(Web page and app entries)

───

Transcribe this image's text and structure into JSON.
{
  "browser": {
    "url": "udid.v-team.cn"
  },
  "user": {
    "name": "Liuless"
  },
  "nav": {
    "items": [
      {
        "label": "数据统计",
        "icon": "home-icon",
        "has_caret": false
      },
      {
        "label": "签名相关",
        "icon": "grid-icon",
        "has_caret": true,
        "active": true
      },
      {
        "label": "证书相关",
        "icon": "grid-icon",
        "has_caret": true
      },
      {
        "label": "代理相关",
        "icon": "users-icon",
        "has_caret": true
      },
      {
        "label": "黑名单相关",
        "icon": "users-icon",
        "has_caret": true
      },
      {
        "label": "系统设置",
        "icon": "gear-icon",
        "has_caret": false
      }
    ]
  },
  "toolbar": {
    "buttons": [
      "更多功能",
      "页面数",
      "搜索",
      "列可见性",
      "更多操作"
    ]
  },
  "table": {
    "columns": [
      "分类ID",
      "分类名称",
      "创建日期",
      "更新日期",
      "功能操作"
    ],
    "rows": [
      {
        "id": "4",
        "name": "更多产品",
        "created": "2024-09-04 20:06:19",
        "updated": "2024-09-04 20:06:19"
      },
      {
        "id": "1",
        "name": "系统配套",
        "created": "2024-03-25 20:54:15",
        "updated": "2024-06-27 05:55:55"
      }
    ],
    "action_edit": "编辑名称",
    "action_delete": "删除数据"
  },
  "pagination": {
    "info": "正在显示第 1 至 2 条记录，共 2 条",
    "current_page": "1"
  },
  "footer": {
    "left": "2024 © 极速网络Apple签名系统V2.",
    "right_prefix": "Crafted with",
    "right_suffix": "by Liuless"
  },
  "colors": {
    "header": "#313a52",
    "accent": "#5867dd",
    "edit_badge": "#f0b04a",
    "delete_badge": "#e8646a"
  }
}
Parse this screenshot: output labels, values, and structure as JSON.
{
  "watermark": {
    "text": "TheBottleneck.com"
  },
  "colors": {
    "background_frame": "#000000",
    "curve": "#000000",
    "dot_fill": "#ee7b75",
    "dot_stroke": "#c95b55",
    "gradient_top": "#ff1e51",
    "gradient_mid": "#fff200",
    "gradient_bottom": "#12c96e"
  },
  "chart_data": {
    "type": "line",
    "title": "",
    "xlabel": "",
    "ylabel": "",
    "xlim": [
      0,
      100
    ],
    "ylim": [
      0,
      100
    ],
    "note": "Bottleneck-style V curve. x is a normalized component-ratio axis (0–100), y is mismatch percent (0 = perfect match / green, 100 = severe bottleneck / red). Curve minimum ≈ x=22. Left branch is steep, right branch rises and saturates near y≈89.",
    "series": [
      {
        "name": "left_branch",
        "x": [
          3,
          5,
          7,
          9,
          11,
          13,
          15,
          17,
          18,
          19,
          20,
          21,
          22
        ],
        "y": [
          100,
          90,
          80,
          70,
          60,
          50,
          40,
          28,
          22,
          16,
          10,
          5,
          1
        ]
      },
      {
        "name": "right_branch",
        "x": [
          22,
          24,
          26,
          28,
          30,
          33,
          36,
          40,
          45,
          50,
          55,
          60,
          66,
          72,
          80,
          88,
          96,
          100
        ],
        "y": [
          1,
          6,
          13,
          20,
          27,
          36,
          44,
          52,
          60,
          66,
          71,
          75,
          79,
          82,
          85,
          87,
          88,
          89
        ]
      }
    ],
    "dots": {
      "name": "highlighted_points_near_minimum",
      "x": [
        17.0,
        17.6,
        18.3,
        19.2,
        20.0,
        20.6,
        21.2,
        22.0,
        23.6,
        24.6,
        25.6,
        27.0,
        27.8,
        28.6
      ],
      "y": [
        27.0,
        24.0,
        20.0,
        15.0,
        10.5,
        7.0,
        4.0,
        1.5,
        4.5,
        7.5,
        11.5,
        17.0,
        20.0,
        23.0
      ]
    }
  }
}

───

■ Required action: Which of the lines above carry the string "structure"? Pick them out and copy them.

■ Response to the exercise:
Transcribe this image's text and structure into JSON.
Parse this screenshot: output labels, values, and structure as JSON.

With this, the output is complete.